          Clinton Gallagher wrote:
          > So it seems to be a general consensus that CDATA within the title and the
          > description is widely supported at this point in time as a means to allow
          > users to submit data such as the word AT&T in a title or description? What
          > are the generally accepted pitfalls of using CDATA?

          It's pretty depressing that "widely supported" can even be talked about
          in this case. It's 9 years since XML became a recommendation. There are
          kids out there younger than XML that understand CDATA, and some of the
          parsers don't. :(

          Anyway the biggest pitfall I can see with CDATA at the authors side is
          the belief that you can pass anything through without having to worry
          about escaping anything - there is the exception of the string "]]>".
          Now granted the string ]]> doesn't come up very much in normal
          conversation, but it certainly can come up in technical posts, etc. and
          of course Murphy's law applies - if there's a set of inputs that will
          cause failure someone will give you that set of inputs.

          As such you still have to do escaping with anything you are putting into
          a CDATA section so that ]]> gets replaced with ]]>]<![CDATA[]> (there
          are a couple of other workable equivalents).

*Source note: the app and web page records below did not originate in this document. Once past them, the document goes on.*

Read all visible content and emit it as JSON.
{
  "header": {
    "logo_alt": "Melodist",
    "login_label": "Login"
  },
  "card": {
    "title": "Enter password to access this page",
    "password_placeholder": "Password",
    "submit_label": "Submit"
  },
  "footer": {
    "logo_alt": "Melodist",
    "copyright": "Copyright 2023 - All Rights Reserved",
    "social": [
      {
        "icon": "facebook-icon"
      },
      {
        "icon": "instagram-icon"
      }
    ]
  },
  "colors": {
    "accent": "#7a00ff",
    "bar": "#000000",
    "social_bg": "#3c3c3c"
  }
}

          Personally, I tend to find it just as handy to escape & and < to &
          and < (and > to > though in most cases that should be safe - but
          again there are parsers that may think differently) especially since I
          got into the habit of looking for those a long time ago when dealing
          with HTML (not to say I never ever overlook that those characters could
          be coming into a given piece of code, but I'm still well used to looking
          out for them and not for ]]>
        • Clinton Gallagher
          ... Well Jon, I was thinking of using Regular Expressions to escape the characters but a couple of test cases with the latest IE, FF and OP browsers showed
          Message 4 of 4 , May 28 9:02 AM
            > > Clinton Gallagher wrote:
            > > So it seems to be a general consensus that CDATA within
            > > the title and the description is widely supported at this
            > > point in time...

            > Jon's 1st reply:
            > Personally, I tend to find it just as handy to escape & and <
            > to & and < (and > to > though in most cases that
            > should be safe ...

            Well Jon, I was thinking of using Regular Expressions to escape
            the characters but a couple of test cases with the latest IE,
            FF and OP browsers showed they do not parse the entities back
            to their respective text characters. What a dilemma!

            At the moment I'm considering doing nothing in the Title, using
            CDATA in the Description and disallow XML in all other elements.
          Your message has been successfully submitted and would be delivered to recipients shortly.